Misconduct arising from disability?
20 March 2023
The Employment Appeal Tribunal (EAT) has recently considered whether an employee’s inappropriate conduct in the workplace was something that arose in consequence of his disabilities, meaning that he had been discriminated against when he was disciplined.
Facts of the case
The employee, M, had a number of different neurological conditions that caused some difficulties with his interactions in the workplace. In stressful situations, he would raise his voice and display aggressive mannerisms.
M was referred to occupational health after one particular incident involving his line manager, described by the tribunal as a “meltdown”. This resulted in a recommendation that in future M should be emailed with instructions if he was being asked to change how a task was carried out. In 2016, following a number of further incidents, M was issued with a written warning. He was disciplined again in June 2017 for a performance issue.
After a protracted grievance process, M brought two tribunal claims. His claims included that he had been subjected to unfavourable treatment because of something arising in consequence of disability, under s15 Equality Act 2010. The tribunal held that the behaviours and incidents that had occurred did not arise due to his disabilities, but arose out of habit or because he had a short temper and resented being told what to do. M appealed to the EAT.
The EAT has dismissed M’s appeal, upholding the tribunal’s decision that there had been no disability discrimination. The tribunal’s reasoning was not flawed by any error of law or principle, even though its decision was drafted in an unorthodox manner. It had made findings on the extent and effect of M’s disabilities, and held that they had played no part in his conduct. M had himself ascribed a very major role to his disabilities as a cause of his loud and aggressive behaviour, but the tribunal was not bound by this self-assessment and was entitled to reject it based on the medical evidence.
The Birketts view
Conditions that may affect an individual’s personality or behaviour can sometimes present a challenge to colleagues, and can be difficult for employers to address without risking a claim for disability discrimination.
Previous case law has established that there only needs to be a loose connection between the unfavourable treatment and the disability for a case to be established. If an individual suffers from several different disabilities, however, it may not be clear which behaviours (if any) are related to a disability.

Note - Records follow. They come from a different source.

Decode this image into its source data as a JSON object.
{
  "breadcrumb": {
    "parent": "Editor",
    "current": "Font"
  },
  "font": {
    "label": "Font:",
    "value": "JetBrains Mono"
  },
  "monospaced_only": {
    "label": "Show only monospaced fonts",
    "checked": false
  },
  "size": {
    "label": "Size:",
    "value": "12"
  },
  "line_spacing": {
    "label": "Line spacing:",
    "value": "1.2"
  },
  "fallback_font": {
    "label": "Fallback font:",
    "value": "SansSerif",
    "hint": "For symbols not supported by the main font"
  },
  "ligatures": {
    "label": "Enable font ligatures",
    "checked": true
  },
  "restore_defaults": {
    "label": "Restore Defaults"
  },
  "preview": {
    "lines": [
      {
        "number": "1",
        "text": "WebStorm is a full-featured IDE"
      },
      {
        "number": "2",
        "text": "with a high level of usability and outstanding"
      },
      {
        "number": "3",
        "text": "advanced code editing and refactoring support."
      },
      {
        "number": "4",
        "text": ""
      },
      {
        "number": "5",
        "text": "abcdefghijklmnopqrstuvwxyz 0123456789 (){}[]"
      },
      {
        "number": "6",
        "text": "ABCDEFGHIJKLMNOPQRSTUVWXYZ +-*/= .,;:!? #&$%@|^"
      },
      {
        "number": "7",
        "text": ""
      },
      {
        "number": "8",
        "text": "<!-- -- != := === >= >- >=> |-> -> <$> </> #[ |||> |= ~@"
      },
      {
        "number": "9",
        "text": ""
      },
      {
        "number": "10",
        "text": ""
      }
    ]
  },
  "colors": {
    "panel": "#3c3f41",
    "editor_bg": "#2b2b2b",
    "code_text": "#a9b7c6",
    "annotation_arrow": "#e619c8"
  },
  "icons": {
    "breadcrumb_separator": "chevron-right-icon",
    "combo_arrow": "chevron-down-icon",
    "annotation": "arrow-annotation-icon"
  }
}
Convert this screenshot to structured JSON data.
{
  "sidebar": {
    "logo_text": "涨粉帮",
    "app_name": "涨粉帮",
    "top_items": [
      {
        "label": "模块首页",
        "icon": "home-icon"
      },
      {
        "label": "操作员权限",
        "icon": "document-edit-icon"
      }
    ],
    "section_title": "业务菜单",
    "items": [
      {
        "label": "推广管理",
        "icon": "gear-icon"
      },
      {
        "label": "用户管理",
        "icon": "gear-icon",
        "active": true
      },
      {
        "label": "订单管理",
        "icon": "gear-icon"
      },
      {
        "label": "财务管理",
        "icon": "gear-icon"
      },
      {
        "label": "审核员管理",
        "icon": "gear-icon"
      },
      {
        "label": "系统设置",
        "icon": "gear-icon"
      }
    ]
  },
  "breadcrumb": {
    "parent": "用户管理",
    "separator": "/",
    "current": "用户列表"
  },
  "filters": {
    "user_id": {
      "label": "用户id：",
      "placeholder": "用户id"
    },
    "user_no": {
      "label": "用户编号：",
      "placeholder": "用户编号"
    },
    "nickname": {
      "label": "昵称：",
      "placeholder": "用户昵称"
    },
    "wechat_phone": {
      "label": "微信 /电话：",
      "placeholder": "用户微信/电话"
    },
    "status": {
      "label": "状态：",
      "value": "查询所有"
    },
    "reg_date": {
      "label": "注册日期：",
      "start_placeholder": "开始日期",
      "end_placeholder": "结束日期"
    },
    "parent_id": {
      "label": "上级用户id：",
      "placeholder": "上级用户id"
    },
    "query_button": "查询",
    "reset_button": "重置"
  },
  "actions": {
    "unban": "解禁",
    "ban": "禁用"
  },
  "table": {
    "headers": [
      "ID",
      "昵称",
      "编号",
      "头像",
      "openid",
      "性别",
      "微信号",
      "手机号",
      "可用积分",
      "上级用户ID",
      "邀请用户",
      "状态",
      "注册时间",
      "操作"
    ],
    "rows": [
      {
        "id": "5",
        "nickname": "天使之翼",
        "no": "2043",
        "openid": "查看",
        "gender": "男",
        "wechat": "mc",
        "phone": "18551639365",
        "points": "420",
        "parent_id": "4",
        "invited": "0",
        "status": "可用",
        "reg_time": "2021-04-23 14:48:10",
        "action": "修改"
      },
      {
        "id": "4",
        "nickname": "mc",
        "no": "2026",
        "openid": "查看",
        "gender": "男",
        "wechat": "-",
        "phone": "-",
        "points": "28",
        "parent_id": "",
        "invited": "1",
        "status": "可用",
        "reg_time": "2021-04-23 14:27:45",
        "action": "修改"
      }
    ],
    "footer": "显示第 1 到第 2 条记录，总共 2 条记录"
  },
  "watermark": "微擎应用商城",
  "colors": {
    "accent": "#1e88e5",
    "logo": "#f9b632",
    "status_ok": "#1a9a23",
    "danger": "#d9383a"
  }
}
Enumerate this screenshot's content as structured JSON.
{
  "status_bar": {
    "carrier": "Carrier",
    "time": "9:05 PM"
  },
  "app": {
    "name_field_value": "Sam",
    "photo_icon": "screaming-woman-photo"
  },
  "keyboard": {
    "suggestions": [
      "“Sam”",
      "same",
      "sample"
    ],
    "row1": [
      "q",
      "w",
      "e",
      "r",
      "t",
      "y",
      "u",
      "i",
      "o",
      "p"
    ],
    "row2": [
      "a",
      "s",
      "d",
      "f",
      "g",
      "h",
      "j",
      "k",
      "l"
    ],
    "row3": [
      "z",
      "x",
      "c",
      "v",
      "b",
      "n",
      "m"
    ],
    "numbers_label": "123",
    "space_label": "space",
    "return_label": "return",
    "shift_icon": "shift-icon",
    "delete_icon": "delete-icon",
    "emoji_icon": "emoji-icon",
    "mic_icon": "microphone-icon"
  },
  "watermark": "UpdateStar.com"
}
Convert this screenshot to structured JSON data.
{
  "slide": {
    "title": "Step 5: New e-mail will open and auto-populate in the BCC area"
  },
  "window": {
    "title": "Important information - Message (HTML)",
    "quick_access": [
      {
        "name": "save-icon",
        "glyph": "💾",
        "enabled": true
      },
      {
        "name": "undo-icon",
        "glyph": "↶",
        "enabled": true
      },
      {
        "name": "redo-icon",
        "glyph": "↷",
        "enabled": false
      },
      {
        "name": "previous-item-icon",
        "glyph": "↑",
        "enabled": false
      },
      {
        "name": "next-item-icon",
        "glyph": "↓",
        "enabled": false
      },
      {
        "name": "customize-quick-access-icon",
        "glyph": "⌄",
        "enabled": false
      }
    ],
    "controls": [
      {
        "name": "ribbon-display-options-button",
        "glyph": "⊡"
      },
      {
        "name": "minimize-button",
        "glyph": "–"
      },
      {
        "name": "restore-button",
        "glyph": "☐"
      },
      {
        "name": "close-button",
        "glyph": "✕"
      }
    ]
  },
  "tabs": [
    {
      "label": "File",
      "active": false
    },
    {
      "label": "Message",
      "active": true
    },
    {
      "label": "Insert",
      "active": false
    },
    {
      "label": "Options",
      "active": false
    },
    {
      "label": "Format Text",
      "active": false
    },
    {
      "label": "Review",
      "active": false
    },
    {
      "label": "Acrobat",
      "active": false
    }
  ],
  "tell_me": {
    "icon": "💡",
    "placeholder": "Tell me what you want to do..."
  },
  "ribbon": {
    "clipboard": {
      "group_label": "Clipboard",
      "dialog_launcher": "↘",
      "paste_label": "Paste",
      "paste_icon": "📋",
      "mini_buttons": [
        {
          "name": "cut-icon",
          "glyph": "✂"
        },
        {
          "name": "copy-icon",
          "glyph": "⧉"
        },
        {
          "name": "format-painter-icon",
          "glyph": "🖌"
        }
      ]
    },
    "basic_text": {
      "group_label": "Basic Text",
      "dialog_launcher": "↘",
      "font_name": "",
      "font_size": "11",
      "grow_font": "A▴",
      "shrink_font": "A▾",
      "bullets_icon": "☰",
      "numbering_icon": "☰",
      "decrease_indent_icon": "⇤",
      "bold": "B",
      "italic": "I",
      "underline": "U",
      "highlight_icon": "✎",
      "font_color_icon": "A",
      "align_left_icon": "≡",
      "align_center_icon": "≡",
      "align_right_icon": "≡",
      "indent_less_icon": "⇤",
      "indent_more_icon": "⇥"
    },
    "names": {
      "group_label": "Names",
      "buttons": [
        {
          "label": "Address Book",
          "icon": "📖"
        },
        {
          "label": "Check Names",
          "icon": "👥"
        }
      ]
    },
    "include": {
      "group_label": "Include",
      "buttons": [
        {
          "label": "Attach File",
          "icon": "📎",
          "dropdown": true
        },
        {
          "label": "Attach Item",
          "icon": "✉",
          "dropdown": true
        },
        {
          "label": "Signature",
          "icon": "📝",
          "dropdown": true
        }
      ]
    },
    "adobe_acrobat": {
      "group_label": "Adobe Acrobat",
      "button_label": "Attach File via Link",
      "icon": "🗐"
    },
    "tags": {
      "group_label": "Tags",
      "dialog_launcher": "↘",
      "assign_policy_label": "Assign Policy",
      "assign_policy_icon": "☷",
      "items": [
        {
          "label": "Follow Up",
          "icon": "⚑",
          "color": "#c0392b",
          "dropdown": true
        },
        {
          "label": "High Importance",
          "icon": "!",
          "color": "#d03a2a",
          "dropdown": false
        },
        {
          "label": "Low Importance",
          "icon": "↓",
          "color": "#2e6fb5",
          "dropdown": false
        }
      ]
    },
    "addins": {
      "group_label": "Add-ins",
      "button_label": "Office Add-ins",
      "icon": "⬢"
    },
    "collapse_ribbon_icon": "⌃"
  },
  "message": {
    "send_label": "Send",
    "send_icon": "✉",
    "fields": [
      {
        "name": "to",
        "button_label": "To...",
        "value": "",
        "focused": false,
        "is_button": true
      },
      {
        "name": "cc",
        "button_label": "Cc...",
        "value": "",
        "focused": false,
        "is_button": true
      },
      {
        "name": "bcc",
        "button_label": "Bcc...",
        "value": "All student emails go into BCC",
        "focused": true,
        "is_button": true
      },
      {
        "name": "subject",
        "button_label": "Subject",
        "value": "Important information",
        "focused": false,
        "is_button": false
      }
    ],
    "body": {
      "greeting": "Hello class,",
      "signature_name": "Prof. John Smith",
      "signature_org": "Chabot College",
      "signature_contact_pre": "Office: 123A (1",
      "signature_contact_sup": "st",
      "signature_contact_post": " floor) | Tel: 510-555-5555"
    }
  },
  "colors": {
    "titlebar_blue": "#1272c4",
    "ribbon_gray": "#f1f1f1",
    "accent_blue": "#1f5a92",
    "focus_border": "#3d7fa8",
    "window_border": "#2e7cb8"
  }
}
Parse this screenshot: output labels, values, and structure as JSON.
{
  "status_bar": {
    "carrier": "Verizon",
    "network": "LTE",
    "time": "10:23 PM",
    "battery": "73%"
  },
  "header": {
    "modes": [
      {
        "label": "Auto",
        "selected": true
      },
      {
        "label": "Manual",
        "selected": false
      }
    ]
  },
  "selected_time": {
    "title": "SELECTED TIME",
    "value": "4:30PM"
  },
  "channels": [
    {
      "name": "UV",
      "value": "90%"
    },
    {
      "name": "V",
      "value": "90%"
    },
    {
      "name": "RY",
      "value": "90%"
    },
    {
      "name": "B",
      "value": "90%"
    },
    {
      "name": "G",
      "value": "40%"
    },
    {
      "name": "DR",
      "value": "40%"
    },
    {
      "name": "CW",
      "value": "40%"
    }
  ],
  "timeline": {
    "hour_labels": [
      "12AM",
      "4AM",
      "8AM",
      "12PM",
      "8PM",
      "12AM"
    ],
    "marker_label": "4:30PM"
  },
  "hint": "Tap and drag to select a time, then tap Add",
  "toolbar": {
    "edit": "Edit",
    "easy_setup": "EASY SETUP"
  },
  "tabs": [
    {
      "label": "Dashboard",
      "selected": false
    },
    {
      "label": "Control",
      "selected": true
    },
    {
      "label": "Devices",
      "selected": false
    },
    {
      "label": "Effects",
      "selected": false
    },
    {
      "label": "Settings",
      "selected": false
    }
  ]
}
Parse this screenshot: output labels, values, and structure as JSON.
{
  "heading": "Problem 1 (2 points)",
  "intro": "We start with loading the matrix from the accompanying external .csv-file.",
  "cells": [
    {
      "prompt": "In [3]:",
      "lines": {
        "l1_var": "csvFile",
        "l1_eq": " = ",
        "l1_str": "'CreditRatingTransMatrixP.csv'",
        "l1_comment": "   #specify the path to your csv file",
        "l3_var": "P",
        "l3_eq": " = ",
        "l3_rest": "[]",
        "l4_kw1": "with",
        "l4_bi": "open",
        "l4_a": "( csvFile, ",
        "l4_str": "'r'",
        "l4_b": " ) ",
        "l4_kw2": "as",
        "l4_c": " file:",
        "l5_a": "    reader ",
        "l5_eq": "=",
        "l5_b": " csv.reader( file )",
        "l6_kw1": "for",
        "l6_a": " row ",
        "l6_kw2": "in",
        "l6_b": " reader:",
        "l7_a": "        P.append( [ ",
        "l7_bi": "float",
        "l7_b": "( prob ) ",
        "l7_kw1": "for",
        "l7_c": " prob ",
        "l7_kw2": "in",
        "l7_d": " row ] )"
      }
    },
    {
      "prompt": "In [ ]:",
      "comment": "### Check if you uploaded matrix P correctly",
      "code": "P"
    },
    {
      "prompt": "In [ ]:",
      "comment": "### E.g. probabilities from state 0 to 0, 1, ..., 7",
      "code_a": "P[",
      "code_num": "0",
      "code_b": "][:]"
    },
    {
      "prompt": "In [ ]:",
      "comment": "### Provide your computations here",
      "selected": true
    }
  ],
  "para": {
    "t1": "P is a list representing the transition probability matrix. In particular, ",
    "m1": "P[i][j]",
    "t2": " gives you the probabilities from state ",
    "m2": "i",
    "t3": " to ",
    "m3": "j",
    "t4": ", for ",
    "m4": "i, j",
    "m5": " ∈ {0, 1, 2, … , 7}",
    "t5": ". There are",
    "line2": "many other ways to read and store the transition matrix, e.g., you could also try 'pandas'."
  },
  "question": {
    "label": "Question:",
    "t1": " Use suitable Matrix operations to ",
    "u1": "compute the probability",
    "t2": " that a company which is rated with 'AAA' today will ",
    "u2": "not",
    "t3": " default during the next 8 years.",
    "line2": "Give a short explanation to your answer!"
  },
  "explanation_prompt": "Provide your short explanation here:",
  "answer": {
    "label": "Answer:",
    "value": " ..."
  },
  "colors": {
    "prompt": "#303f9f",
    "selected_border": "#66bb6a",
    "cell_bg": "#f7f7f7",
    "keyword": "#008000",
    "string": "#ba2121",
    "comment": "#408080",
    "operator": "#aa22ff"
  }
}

In this case, the employer had clearly taken medical advice and sought to introduce working practices to alleviate the risk of interactions escalating between colleagues. It is important to bear in mind that discrimination arising from disability under section 15 Equality Act can, in certain circumstances, be objectively justified. This defence will be easier to establish if the employer has sought medical evidence and occupational health advice on potential reasonable adjustments to address behavioural issues.
The content of this article is for general information only. It is not, and should not be taken as, legal advice. If you require any further information in relation to this article please contact the author in the first instance. Law covered as at March 2023.